Each year, Rick Hansen invites filmmakers, writers, directors, actors, and others from around the country to screen their film projects or participate as a panel of judges for the festival. This year is no different with people coming from as far as New York City, Los Angeles, and France to participate. While in Duluth they have the opportunity to tour the historic jail during the private showcase. “The Duluth Superior Film Festival has taken great pride to partner with excellent collaborators to produce great events in the past, but this event may top them all,” said Hansen. Using old historic buildings for film shoot locations can be a unique way to set a scene. “We have a gem of a location within our midst right here in Duluth. This is a great opportunity for a filmmaker that is looking for an old jail to shoot in. All the security issues and red tape that goes with filming in an actual working jail is gone. Duluth is a very film friendly community and this certainly adds to the strong arts scene here.” – Riki McManus, Director at Upper Minnesota Film Office.

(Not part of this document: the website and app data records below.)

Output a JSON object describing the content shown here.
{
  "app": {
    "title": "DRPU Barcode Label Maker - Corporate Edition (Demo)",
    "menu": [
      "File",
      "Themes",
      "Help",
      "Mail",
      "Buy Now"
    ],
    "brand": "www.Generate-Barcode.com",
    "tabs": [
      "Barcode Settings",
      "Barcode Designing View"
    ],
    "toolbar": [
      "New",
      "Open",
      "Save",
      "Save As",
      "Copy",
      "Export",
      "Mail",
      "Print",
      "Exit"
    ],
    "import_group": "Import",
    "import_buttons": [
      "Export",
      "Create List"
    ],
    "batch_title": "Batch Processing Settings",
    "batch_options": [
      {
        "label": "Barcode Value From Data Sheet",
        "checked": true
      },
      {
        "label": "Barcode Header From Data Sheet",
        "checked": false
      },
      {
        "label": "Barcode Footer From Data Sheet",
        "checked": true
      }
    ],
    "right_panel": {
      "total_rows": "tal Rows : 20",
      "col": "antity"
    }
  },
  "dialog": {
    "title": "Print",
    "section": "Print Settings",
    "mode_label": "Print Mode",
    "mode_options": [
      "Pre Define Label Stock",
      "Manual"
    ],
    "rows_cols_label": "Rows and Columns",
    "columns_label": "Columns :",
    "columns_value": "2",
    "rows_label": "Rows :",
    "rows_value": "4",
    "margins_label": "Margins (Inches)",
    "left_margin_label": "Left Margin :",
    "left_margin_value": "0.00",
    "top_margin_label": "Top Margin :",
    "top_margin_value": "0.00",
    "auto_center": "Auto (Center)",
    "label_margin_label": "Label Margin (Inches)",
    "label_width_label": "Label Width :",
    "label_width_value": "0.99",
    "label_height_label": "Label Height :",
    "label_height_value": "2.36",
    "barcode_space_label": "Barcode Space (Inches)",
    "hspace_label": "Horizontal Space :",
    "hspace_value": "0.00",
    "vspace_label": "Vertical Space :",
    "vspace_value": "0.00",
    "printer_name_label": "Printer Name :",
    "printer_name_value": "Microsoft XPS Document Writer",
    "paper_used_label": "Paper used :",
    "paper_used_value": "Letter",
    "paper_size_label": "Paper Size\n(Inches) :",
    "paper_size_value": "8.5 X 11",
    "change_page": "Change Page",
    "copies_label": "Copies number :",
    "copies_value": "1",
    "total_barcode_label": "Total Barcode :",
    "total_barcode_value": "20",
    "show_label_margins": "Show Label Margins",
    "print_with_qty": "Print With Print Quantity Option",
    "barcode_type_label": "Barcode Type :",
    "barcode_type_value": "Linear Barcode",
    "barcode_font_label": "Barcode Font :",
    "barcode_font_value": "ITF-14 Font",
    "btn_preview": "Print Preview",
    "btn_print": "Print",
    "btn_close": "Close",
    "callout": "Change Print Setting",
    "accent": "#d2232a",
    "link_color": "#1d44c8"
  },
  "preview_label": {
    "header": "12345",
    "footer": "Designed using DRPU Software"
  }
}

“Duluth is a wonderful place to host a film festival. Top-notch filmmakers from all over the country congregate in downtown Duluth, walking from various movie venues to restaurants, bars and other local art and music attraction. It doesn’t hurt that the backdrop for all this is the biggest fresh-water lake in the world. It reminds me a bit of Park City, Utah during Sundance; without the massive lines,” Hansen said. Hansen is a Duluth born filmmaker and actor.

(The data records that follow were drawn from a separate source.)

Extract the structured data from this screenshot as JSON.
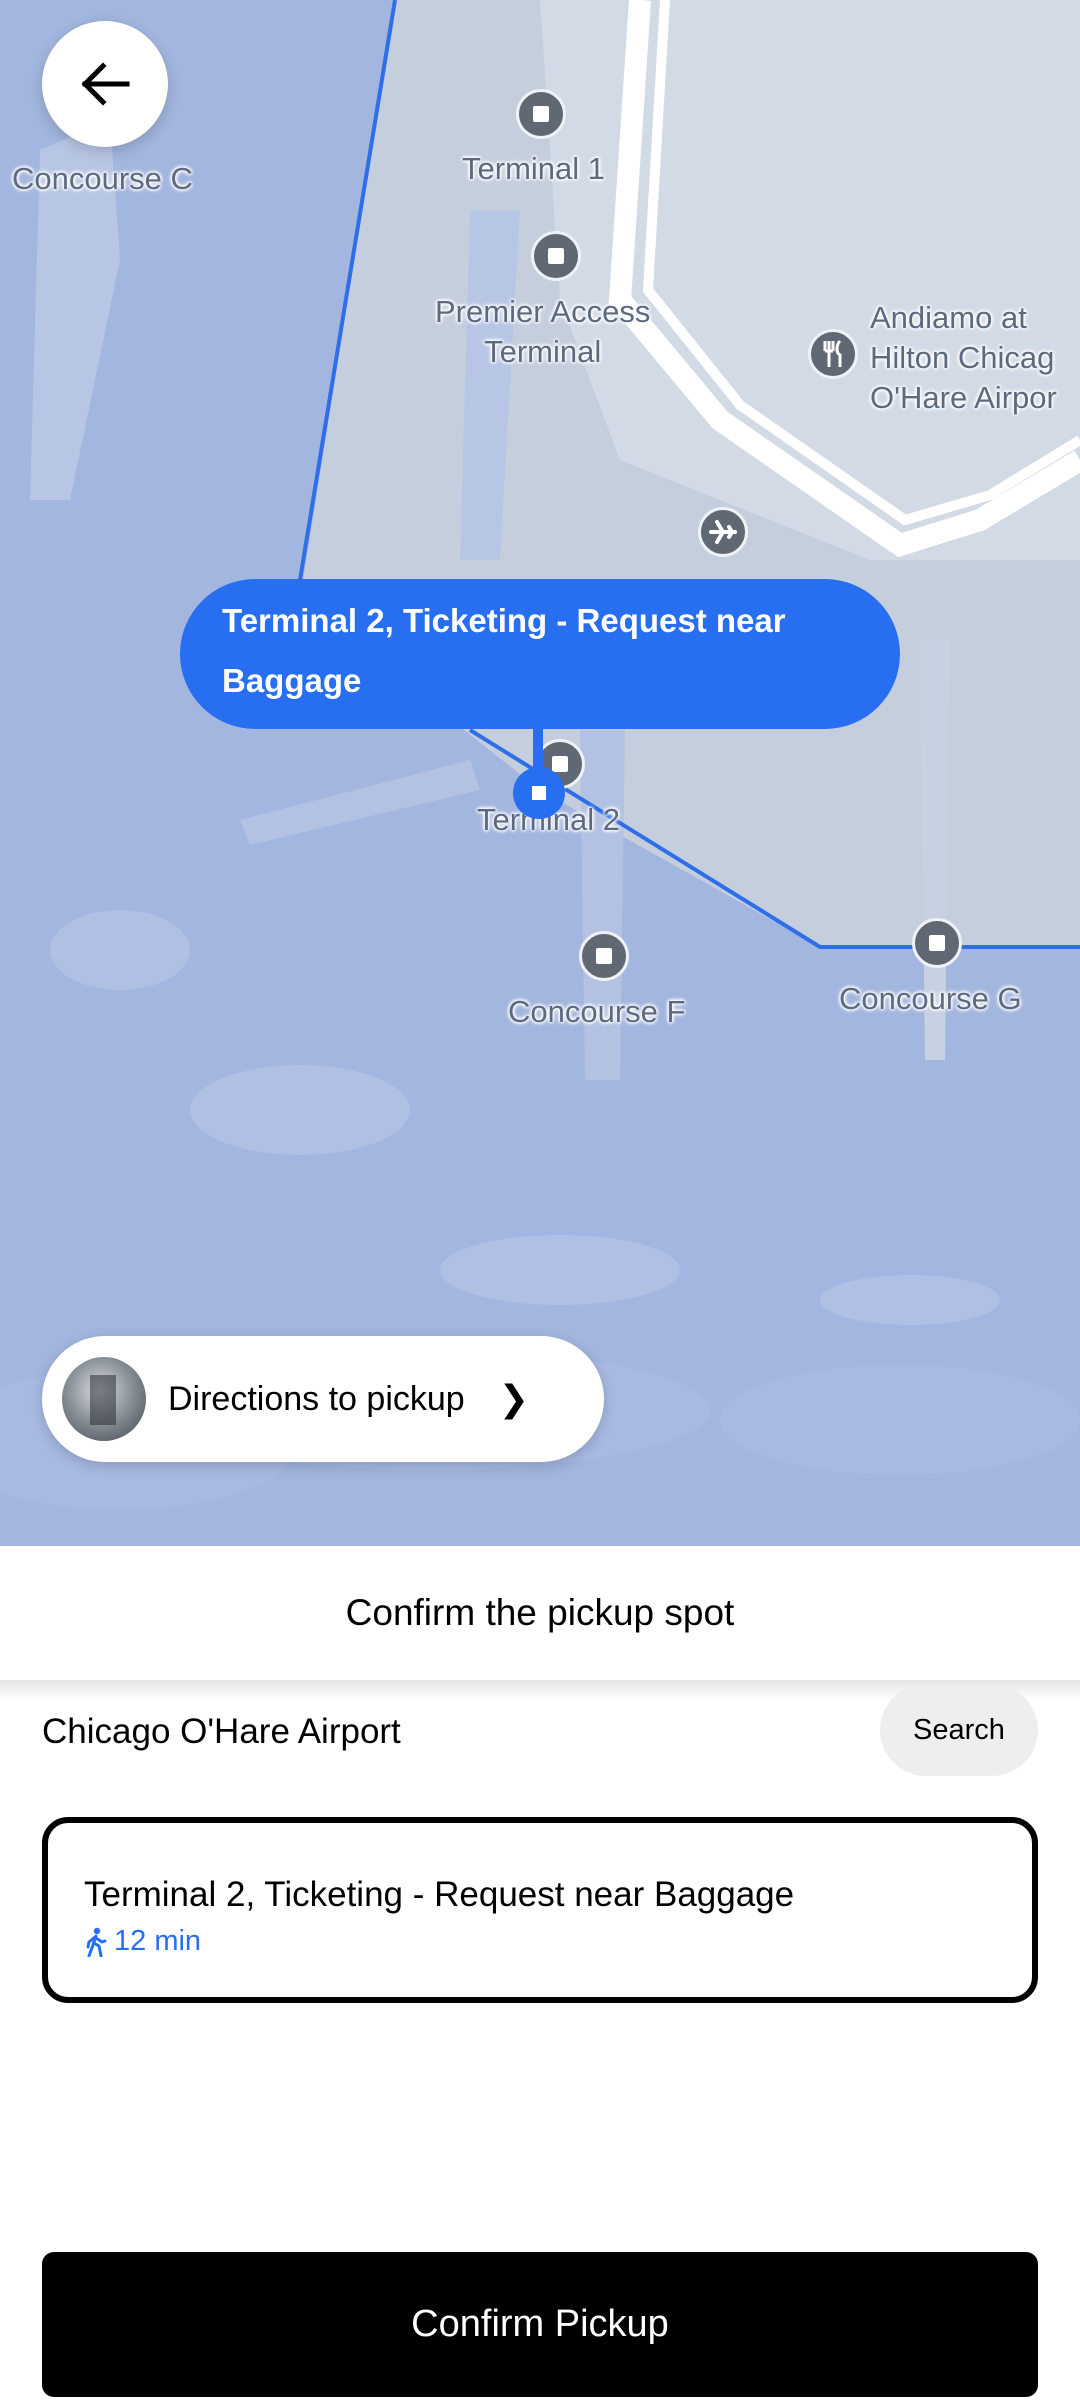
{
  "map": {
    "labels": {
      "concourse_c": "Concourse C",
      "terminal_1": "Terminal 1",
      "premier_access": "Premier Access\nTerminal",
      "andiamo": "Andiamo at\nHilton Chicag\nO'Hare Airpor",
      "terminal_2": "Terminal 2",
      "concourse_f": "Concourse F",
      "concourse_g": "Concourse G"
    },
    "pickup_bubble": "Terminal 2, Ticketing - Request near Baggage",
    "directions_button": "Directions to pickup"
  },
  "sheet": {
    "title": "Confirm the pickup spot",
    "location_name": "Chicago O'Hare Airport",
    "search_label": "Search",
    "selected_spot": {
      "title": "Terminal 2, Ticketing - Request near Baggage",
      "walk_time": "12 min"
    },
    "confirm_label": "Confirm Pickup"
  },
  "colors": {
    "accent": "#276ef1",
    "water": "#a3b6df",
    "land": "#c9d2e0",
    "button": "#000000"
  }
}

The former Saint Louis County Jail escaped demolition when Blue Limit Development took on the project in 2010. And although Carlson initially envisioned office space as a reuse for the historic structure, three years later markets and trends in Duluth make this project a great opportunity for housing. Since shifting the jail project’s direction, Carlson has been searching for development partners with more housing experience to team up with. “Whether market rate apartments over ground floor retail, service care focused housing for seniors, or affordable live-work space for artists; the type of housing units at the jail will in part be determined by the development partner that I team up with,” Carlson stated. Since buying the building, Carlson’s team has focused on generic improvements to the building that do not limit different reuse options. Significant work has been done to the exterior building shell and services into the building; leaving the property “development ready,” according to Carlson.
The 5-story jail was built in 1924 as part of the Duluth Civic District designed by the American architect, Daniel Burnham. At full capacity, the jail could house nearly 200 inmates and functioned for 70 years before closing its doors in the early 1990’s. After closing, the building’s future was uncertain, with plans of demolition. In 2009, the building was listed on the Preservation Alliance of Minnesota’s most endangered buildings list, but Carlson bought and saved the building in 2010. The jail has since received significant grant money from the State of Minnesota to secure its historic structure.